Also, what is that when I modify the config file it says that there is a new version available? Is it checking the last modified time of the config? If so is there a flag so I can disable this? I just want it to go offline and then come back online without the user needing to refresh (preferably). My current strategy for my firmware is to:

  • create a virtual serial link with socat
  • update config.yaml with one of the pairs of ports (e.g. /dev/pts/2)
  • start octoprint as a process not a daemon

This way I can optionally monitor what octoprint is doing by parsing it's outputs.


#4

When you say "parsing its outputs" do you mean the contents of the ~/.octoprint/logs/octoprint.log? Because this is what usually goes to STDOUT/STDERR anyway. Or do you mean the integer return code when it's exiting?

Hmm... I don't see a Logging mixin available (which would have allowed you to hook into anything that gets logged). I don't see a hook. I don't see an event. Any of those would have been useful here.

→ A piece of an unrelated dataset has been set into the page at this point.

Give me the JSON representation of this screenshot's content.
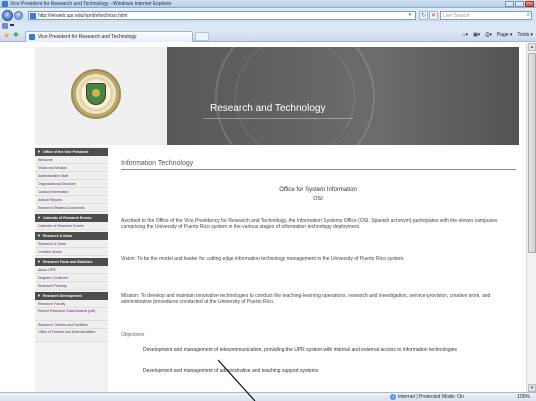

There is something here though that looks like it might be a mixin: AsyncLogHandlerMixin(). Maybe there's a way of adding an attribute to your plugin's class to identify that you want to voyeur all logging events.


#5

Oh context needed. My firmware is a process running on the same OS as OctoPrint. So yes, I'l be parsing the output from STDOUT/STDERR.


#6

Every day of my life I sit here and watch the output from octoprint serve and read that output in realtime for each iteration of my code. If you're spawning octoprint from a bash script or from C or from Python I'm sure there's a way of tee'ing or otherwise just parsing both outputs. It all depends upon which one you run it from. Or you could just tail -f the log as another thread, to be honest.

I assume you know about /etc/init.d/octoprint on a standard OctoPi-imaged install which directly responds to commands like sudo service octoprint verb.


#7

Really @OutsourcedGuru, everyday!

My setup won't have /etc/init.d/octoprint on it. From what i've read:

public static string Bash(this string cmd)
        {
            var escapedArgs = cmd.Replace("\"", "\\\"");
            
            var process = new Process()
            {
                StartInfo = new ProcessStartInfo
                {
                    FileName = "/bin/bash",
                    Arguments = $"-c \"{escapedArgs}\"",
                    RedirectStandardOutput = true,
                    UseShellExecute = false,
                    CreateNoWindow = true,
                }
            };
            process.Start();
            string result = process.StandardOutput.ReadToEnd();
            process.WaitForExit();
            return result;
        }

will allow me to just read the output of octoprint serve. Except I'll be using read lines on the process.StandardOutput instead of trying to read to the end (I hope).


#8

Don't forget STDERR which seems to be heavily used in the softwareupdate functionality.

This is looking a bit like Microsoft C#. If it is, be careful with slashes/backslashes in paths. Or is it mono?

RedirectStandardOutput = true;
RedirectStandardError = true;
...
string resultOut = process.StandardOutput.ReadToEnd();
string resultErr = process.StandardError.ReadToEnd();

#9

It's dot net core 2.2.1 c# running on BBB's Debian.


#10

Whoa. Never would have guess that.


#11

Well, it turns out that socat can alias the virtual ports so I don't have to do anything to OctoPrint on a per startup basis. Configure once and run away. So I did it. I'm sending Octoprint crazy data from a process on the OS.


#12

/tmp/OctoPrint, for the win. :+1: